  • What if I do not meet the LA-PM&R performance standard?

    As explained above under ‘Re-Entry Pathways,’ any diplomate not meeting the LA-PM&R performance standard (don’t worry, you’ll know far in advance if this is the case) will be able to regain certification by undergoing another five-year LA-PM&R assessment cycle (while expired) or by passing the Re-Entry Examination, which is based on the blueprint and difficulty level of the Part I Examination.

    Based on the experience of other boards, the ABPMR anticipates that most cases of not meeting the LA-PM&R assessment standard will be the result of non-compliance, not performance issues. However, be assured that we will give you performance feedback and suggestions for learning and remediation along the way.

  • Will longitudinal assessment be offered for subspecialties?

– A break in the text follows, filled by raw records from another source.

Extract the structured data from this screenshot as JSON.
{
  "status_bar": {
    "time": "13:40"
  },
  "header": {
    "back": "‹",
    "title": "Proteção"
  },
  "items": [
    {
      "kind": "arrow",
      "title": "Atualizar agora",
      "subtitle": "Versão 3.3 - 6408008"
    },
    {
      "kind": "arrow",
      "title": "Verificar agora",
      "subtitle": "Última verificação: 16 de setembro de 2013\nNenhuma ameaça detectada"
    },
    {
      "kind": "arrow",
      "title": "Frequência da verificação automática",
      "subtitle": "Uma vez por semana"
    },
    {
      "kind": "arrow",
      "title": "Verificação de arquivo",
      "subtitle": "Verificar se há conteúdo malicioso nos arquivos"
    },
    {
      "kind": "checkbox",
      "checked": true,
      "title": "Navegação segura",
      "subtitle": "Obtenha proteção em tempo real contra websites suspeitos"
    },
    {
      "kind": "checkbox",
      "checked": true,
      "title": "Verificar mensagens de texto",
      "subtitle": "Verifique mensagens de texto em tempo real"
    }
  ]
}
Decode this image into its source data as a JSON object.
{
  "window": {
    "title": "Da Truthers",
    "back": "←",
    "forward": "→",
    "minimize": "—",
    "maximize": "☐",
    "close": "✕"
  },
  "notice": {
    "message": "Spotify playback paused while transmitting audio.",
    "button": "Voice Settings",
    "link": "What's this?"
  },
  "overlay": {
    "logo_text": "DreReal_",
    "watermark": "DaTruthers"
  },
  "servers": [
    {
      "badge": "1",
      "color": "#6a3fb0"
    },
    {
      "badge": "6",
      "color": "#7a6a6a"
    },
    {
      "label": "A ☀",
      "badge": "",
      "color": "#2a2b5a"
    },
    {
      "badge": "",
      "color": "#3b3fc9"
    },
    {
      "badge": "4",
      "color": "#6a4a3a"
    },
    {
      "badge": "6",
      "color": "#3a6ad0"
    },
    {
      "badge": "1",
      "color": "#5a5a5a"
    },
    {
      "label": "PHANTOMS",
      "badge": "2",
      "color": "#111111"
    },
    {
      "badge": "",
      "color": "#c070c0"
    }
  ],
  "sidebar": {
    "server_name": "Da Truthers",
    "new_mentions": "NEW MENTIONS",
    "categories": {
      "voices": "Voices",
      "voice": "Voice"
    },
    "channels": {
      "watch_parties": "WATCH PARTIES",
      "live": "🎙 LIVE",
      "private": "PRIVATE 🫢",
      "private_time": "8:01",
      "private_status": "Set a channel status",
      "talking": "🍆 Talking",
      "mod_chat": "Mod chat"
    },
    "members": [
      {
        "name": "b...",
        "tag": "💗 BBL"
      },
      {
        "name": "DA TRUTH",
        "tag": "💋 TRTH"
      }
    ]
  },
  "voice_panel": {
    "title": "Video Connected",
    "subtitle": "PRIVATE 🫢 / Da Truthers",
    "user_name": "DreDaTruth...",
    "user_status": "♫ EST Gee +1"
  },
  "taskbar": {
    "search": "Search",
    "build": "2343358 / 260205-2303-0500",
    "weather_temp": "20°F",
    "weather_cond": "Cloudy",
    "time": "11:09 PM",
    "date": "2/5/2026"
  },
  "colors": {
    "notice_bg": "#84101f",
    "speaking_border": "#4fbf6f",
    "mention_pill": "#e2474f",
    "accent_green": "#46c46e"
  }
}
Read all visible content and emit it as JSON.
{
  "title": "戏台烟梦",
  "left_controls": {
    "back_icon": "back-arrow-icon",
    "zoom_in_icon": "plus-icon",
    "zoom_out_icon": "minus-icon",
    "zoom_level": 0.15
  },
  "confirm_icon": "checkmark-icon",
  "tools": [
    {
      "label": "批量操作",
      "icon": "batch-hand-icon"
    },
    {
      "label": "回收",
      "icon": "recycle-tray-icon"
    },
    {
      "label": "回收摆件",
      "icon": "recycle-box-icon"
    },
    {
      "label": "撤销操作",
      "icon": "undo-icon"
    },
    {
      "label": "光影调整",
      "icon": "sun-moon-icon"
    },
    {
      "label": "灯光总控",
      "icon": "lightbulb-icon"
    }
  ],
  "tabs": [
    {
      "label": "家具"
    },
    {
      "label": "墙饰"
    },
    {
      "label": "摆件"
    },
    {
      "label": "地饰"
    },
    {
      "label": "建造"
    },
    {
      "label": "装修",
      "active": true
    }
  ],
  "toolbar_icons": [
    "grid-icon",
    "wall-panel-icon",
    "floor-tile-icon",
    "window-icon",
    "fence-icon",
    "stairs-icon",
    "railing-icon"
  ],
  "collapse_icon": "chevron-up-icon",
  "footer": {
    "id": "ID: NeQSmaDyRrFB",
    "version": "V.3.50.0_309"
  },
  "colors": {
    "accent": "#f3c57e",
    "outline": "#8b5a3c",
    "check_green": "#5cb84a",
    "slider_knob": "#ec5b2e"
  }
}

    Not yet, but we are looking into transitioning ABPMR-administered subspecialties, including Brain Injury Medicine, Pediatric Rehabilitation Medicine, and Spinal Cord Injury Medicine to this new format in the next several years. Stay tuned for more details.

  • Can diplomates with non-time-limited certificated participate in LA-PM&R?

    Yes! Evidence shows that longitudinal assessment has benefits for all physicians, and we strongly encourage all diplomates to participate regardless of continuing certification status. To participate, enroll via your abpmr.org account; you’ll just need to pay the $200 annual fee for every year of participation.